Repeat the lines below exactly as they appear, but leave out the images.

Entries from a dataset of interfaces:
━━━━━━
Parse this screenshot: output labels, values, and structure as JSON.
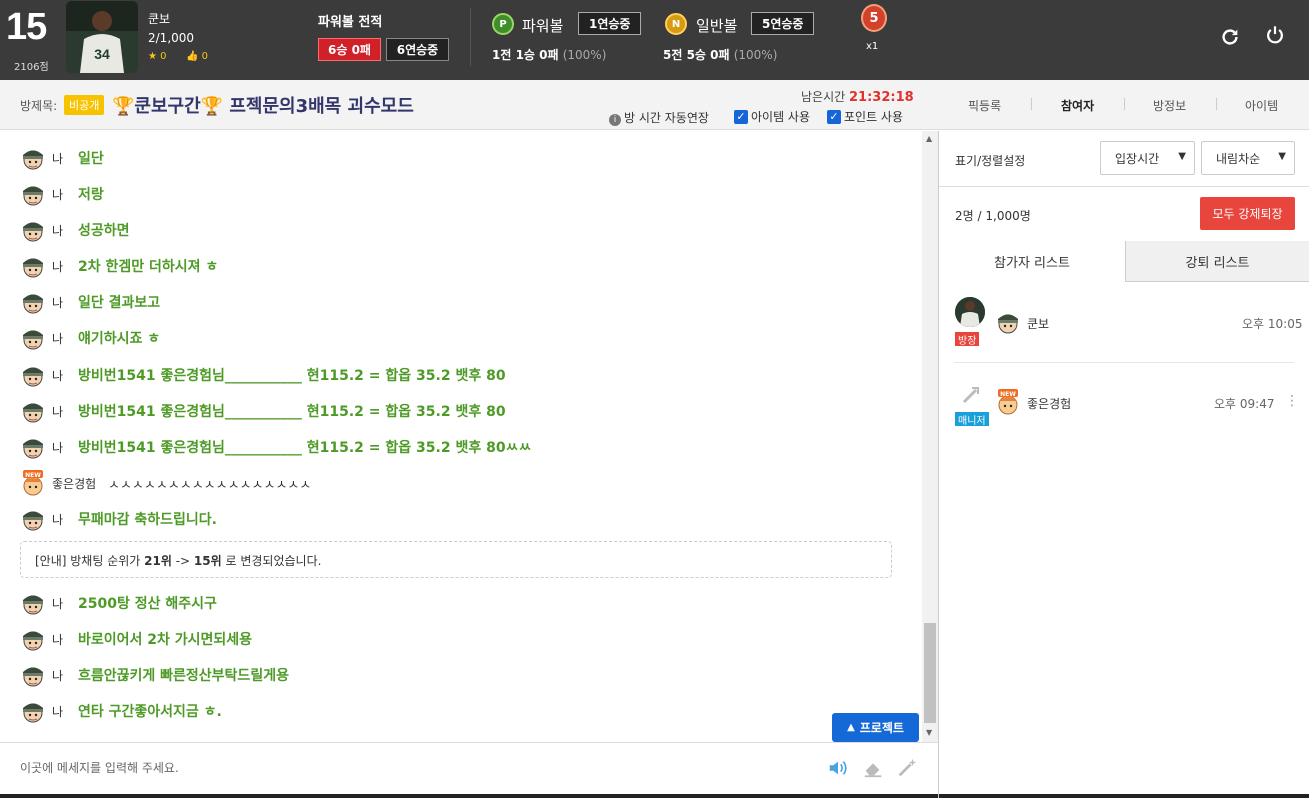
{
  "header": {
    "level": "15",
    "points": "2106점",
    "username": "쿤보",
    "count": "2/1,000",
    "stars": "0",
    "likes": "0",
    "powerball_record_title": "파워볼 전적",
    "record_badge": "6승 0패",
    "streak_badge": "6연승중",
    "powerball": {
      "ball": "P",
      "label": "파워볼",
      "streak": "1연승중",
      "record": "1전 1승 0패",
      "pct": "(100%)"
    },
    "normalball": {
      "ball": "N",
      "label": "일반볼",
      "streak": "5연승중",
      "record": "5전 5승 0패",
      "pct": "(100%)"
    },
    "medal": {
      "value": "5",
      "multiplier": "x1"
    },
    "colors": {
      "bar_bg": "#3b3b3b",
      "win_red": "#d0202a"
    }
  },
  "room": {
    "label": "방제목:",
    "private_badge": "비공개",
    "trophy": "🏆",
    "title_name": "쿤보구간",
    "title_rest": " 프젝문의3배목 괴수모드",
    "remaining_label": "남은시간",
    "remaining_time": "21:32:18",
    "auto_extend": "방 시간 자동연장",
    "item_use": "아이템 사용",
    "point_use": "포인트 사용",
    "tabs": [
      "픽등록",
      "참여자",
      "방정보",
      "아이템"
    ],
    "active_tab": "참여자"
  },
  "chat": {
    "me_label": "나",
    "messages": [
      {
        "who": "나",
        "text": "일단",
        "mine": true
      },
      {
        "who": "나",
        "text": "저랑",
        "mine": true
      },
      {
        "who": "나",
        "text": "성공하면",
        "mine": true
      },
      {
        "who": "나",
        "text": "2차 한겜만 더하시져 ㅎ",
        "mine": true
      },
      {
        "who": "나",
        "text": "일단 결과보고",
        "mine": true
      },
      {
        "who": "나",
        "text": "얘기하시죠 ㅎ",
        "mine": true
      },
      {
        "who": "나",
        "text": "방비번1541 좋은경험님___________ 현115.2 = 합옵 35.2 뱃후 80",
        "mine": true
      },
      {
        "who": "나",
        "text": "방비번1541 좋은경험님___________ 현115.2 = 합옵 35.2 뱃후 80",
        "mine": true
      },
      {
        "who": "나",
        "text": "방비번1541 좋은경험님___________ 현115.2 = 합옵 35.2 뱃후 80ㅆㅆ",
        "mine": true
      },
      {
        "who": "좋은경험",
        "text": "ㅅㅅㅅㅅㅅㅅㅅㅅㅅㅅㅅㅅㅅㅅㅅㅅㅅ",
        "mine": false
      },
      {
        "who": "나",
        "text": "무패마감 축하드립니다.",
        "mine": true
      },
      {
        "who": "나",
        "text": "2500탕 정산 해주시구",
        "mine": true
      },
      {
        "who": "나",
        "text": "바로이어서 2차 가시면되세용",
        "mine": true
      },
      {
        "who": "나",
        "text": "흐름안끊키게 빠른정산부탁드릴게용",
        "mine": true
      },
      {
        "who": "나",
        "text": "연타 구간좋아서지금 ㅎ.",
        "mine": true
      }
    ],
    "notice": {
      "prefix": "[안내] 방채팅 순위가 ",
      "from": "21위",
      "arrow": " -> ",
      "to": "15위",
      "suffix": " 로 변경되었습니다."
    },
    "protect_button": "프로젝트",
    "input_placeholder": "이곳에 메세지를 입력해 주세요."
  },
  "panel": {
    "sort_label": "표기/정렬설정",
    "sort_select": "입장시간",
    "order_select": "내림차순",
    "member_count": "2명",
    "member_total": "/ 1,000명",
    "kick_all": "모두 강제퇴장",
    "tab_participants": "참가자 리스트",
    "tab_kicked": "강퇴 리스트",
    "members": [
      {
        "name": "쿤보",
        "role": "방장",
        "time": "오후 10:05"
      },
      {
        "name": "좋은경험",
        "role": "매니저",
        "time": "오후 09:47"
      }
    ]
  }
}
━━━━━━
- EXERCISE RESULT:
Parse this screenshot: output labels, values, and structure as JSON.
{
  "header": {
    "level": "15",
    "points": "2106점",
    "username": "쿤보",
    "count": "2/1,000",
    "stars": "0",
    "likes": "0",
    "powerball_record_title": "파워볼 전적",
    "record_badge": "6승 0패",
    "streak_badge": "6연승중",
    "powerball": {
      "ball": "P",
      "label": "파워볼",
      "streak": "1연승중",
      "record": "1전 1승 0패",
      "pct": "(100%)"
    },
    "normalball": {
      "ball": "N",
      "label": "일반볼",
      "streak": "5연승중",
      "record": "5전 5승 0패",
      "pct": "(100%)"
    },
    "medal": {
      "value": "5",
      "multiplier": "x1"
    },
    "colors": {
      "bar_bg": "#3b3b3b",
      "win_red": "#d0202a"
    }
  },
  "room": {
    "label": "방제목:",
    "private_badge": "비공개",
    "trophy": "🏆",
    "title_name": "쿤보구간",
    "title_rest": " 프젝문의3배목 괴수모드",
    "remaining_label": "남은시간",
    "remaining_time": "21:32:18",
    "auto_extend": "방 시간 자동연장",
    "item_use": "아이템 사용",
    "point_use": "포인트 사용",
    "tabs": [
      "픽등록",
      "참여자",
      "방정보",
      "아이템"
    ],
    "active_tab": "참여자"
  },
  "chat": {
    "me_label": "나",
    "messages": [
      {
        "who": "나",
        "text": "일단",
        "mine": true
      },
      {
        "who": "나",
        "text": "저랑",
        "mine": true
      },
      {
        "who": "나",
        "text": "성공하면",
        "mine": true
      },
      {
        "who": "나",
        "text": "2차 한겜만 더하시져 ㅎ",
        "mine": true
      },
      {
        "who": "나",
        "text": "일단 결과보고",
        "mine": true
      },
      {
        "who": "나",
        "text": "얘기하시죠 ㅎ",
        "mine": true
      },
      {
        "who": "나",
        "text": "방비번1541 좋은경험님___________ 현115.2 = 합옵 35.2 뱃후 80",
        "mine": true
      },
      {
        "who": "나",
        "text": "방비번1541 좋은경험님___________ 현115.2 = 합옵 35.2 뱃후 80",
        "mine": true
      },
      {
        "who": "나",
        "text": "방비번1541 좋은경험님___________ 현115.2 = 합옵 35.2 뱃후 80ㅆㅆ",
        "mine": true
      },
      {
        "who": "좋은경험",
        "text": "ㅅㅅㅅㅅㅅㅅㅅㅅㅅㅅㅅㅅㅅㅅㅅㅅㅅ",
        "mine": false
      },
      {
        "who": "나",
        "text": "무패마감 축하드립니다.",
        "mine": true
      },
      {
        "who": "나",
        "text": "2500탕 정산 해주시구",
        "mine": true
      },
      {
        "who": "나",
        "text": "바로이어서 2차 가시면되세용",
        "mine": true
      },
      {
        "who": "나",
        "text": "흐름안끊키게 빠른정산부탁드릴게용",
        "mine": true
      },
      {
        "who": "나",
        "text": "연타 구간좋아서지금 ㅎ.",
        "mine": true
      }
    ],
    "notice": {
      "prefix": "[안내] 방채팅 순위가 ",
      "from": "21위",
      "arrow": " -> ",
      "to": "15위",
      "suffix": " 로 변경되었습니다."
    },
    "protect_button": "프로젝트",
    "input_placeholder": "이곳에 메세지를 입력해 주세요."
  },
  "panel": {
    "sort_label": "표기/정렬설정",
    "sort_select": "입장시간",
    "order_select": "내림차순",
    "member_count": "2명",
    "member_total": "/ 1,000명",
    "kick_all": "모두 강제퇴장",
    "tab_participants": "참가자 리스트",
    "tab_kicked": "강퇴 리스트",
    "members": [
      {
        "name": "쿤보",
        "role": "방장",
        "time": "오후 10:05"
      },
      {
        "name": "좋은경험",
        "role": "매니저",
        "time": "오후 09:47"
      }
    ]
  }
}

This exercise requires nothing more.